__Your assignment__
Return the data below unaltered, but strip out the pictures.

__Stored data__
=====

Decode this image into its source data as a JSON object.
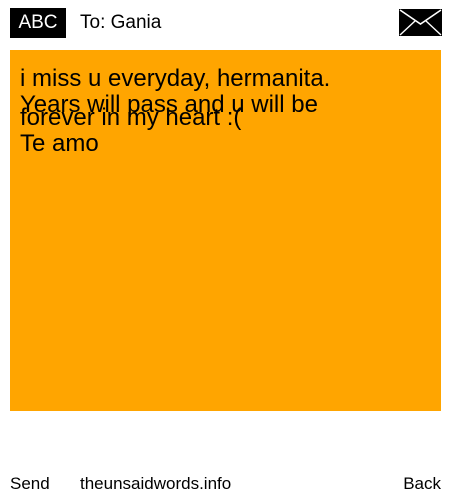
{
  "header": {
    "badge_label": "ABC",
    "to_text": "To: Gania",
    "envelope_icon": "envelope-icon"
  },
  "note": {
    "background_color": "#ffa500",
    "lines": [
      "i miss u everyday, hermanita.",
      "Years will pass and u will be",
      "forever in my heart :(",
      "Te amo"
    ]
  },
  "footer": {
    "send_label": "Send",
    "site_label": "theunsaidwords.info",
    "back_label": "Back"
  }
}
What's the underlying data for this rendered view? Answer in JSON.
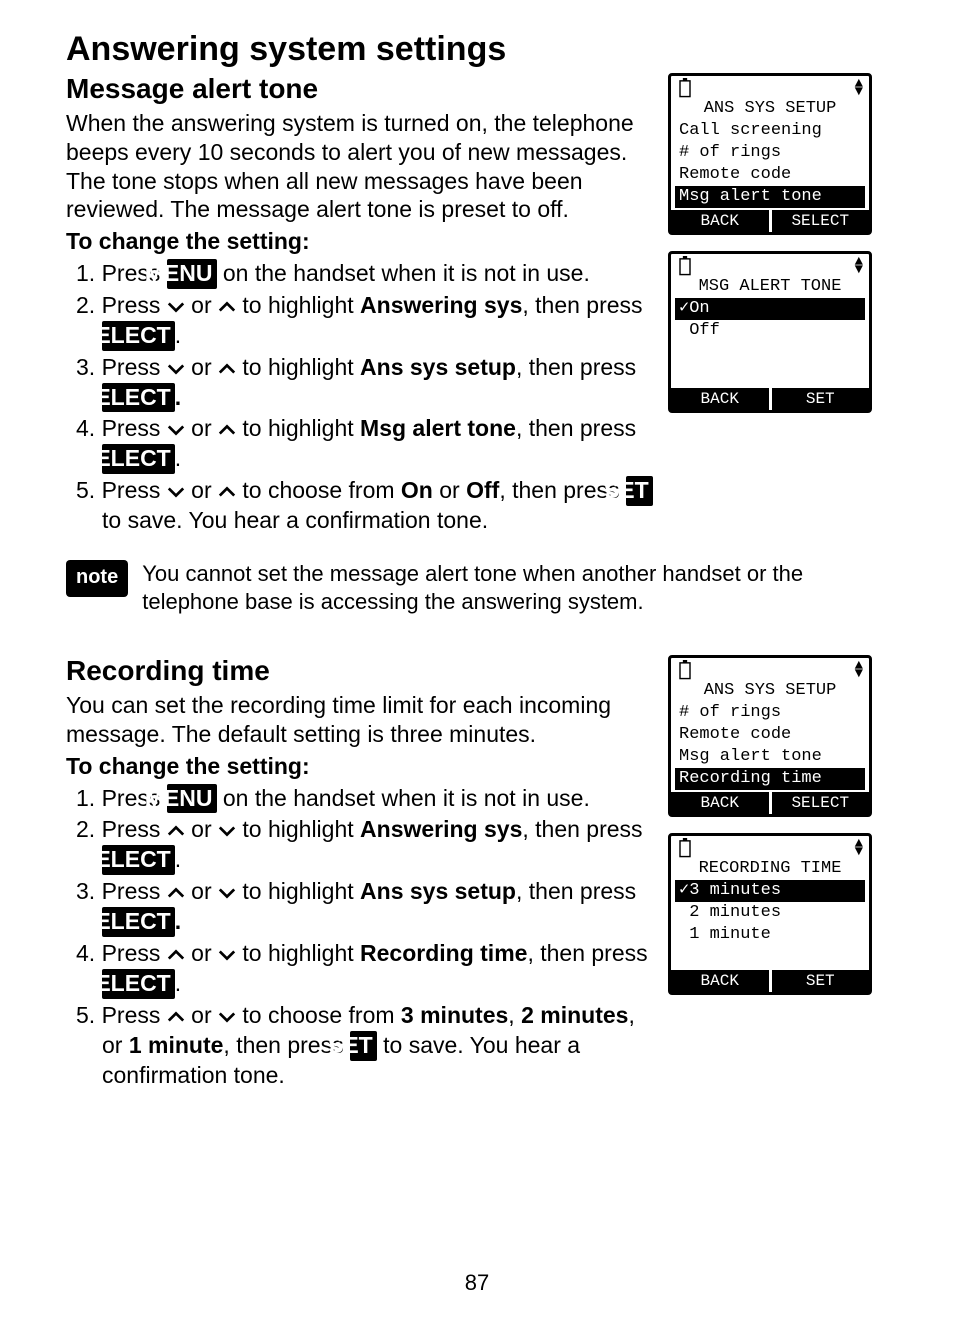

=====

__Your response__
Decode this image into its source data as a JSON object.
{
  "header": {
    "badge_label": "ABC",
    "to_text": "To: Gania",
    "envelope_icon": "envelope-icon"
  },
  "note": {
    "background_color": "#ffa500",
    "lines": [
      "i miss u everyday, hermanita.",
      "Years will pass and u will be",
      "forever in my heart :(",
      "Te amo"
    ]
  },
  "footer": {
    "send_label": "Send",
    "site_label": "theunsaidwords.info",
    "back_label": "Back"
  }
}
What's the underlying data for this rendered view? Answer in JSON.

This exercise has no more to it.